Another thing that the BAT method encourages is proper leash handling. In theory tight leashes create stress in dogs, making them more likely to feel threatened and react to the threat. Stewart recommends that dogs be walked on longer leashes (no retractable leashes), preferably attached to a harness. Have the owner work carefully to train loose leash walking and keep a loose leash at all times except in the case of an emergency.
My personal experience with BAT was life changing. I came across BAT when one of my Shibas started lunging at other dogs. He competes in obedience and his career in the sport was in question before I came across BAT. I was given tons of advice from other trainers and nothing seemed to work. A lot of the recommendations were to punish him for the behavior and that only made it worse. His stress level worsened and he became anxious and unhappy. Just as I was preparing to give up and retire my dog from the obedience ring, I came across BAT and decided to give it one last try.
After a few months of doing structured training sessions, as well as incorporating BAT into his daily life, I had a new dog. He went from anxious to confident and calm. All of his progress came without a single punishment. What once was a dog who was constantly panting, paws sweating, and shaking with anxiety at the presence of another dog, was now sitting comfortably in an obedience group stay along with 10 other dogs. His renewed confidence, and sense of safety and control, had replaced his old feelings and reactions and I had my happy competitor again.

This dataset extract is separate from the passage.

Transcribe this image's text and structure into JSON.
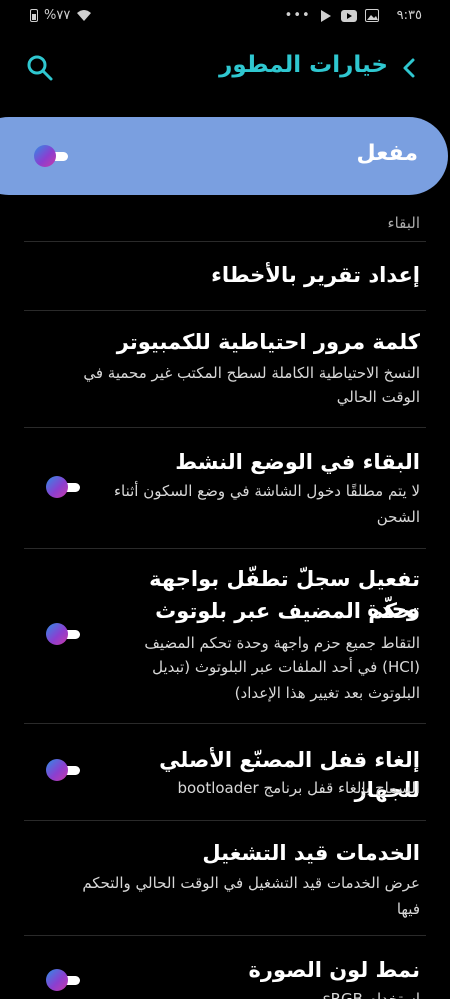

Today I use BAT with my clients and have integrated elements of it into all my classes, especially Growly Dog class. I have seen dogs that could not be walked within 20 meters of another dog, now walk or sit calmly next to other dogs. For some dogs and owners, this method has been life changing. But BAT not only helps a reactive dog get over their issues it also changes the relationship between owner and dog. Because BAT requires you to learn to read the basics of canine communication, you understand your dog better and they learn that you are listening. This new bridge built on communication and trust, strengthens the dog-owner bond like nothing else. This creates a kinship like no other that will last a lifetime.
If you or someone you know has a Shiba who is showing signs of aggression and reactivity, Behavior Adjustment Training, may be just what is needed to assist in remedying the problem. Further information about Behavior Adjustment Training can be found here:
Official BAT Website - http://functionalrewards.com/
Find a Certified BAT Instructor in your area - http://functionalrewards.com/certification/find-a-cbati/
BAT has been updated and now encompasses more empowering and motivating protocols. Visit http://empoweredanimals.com/ for more information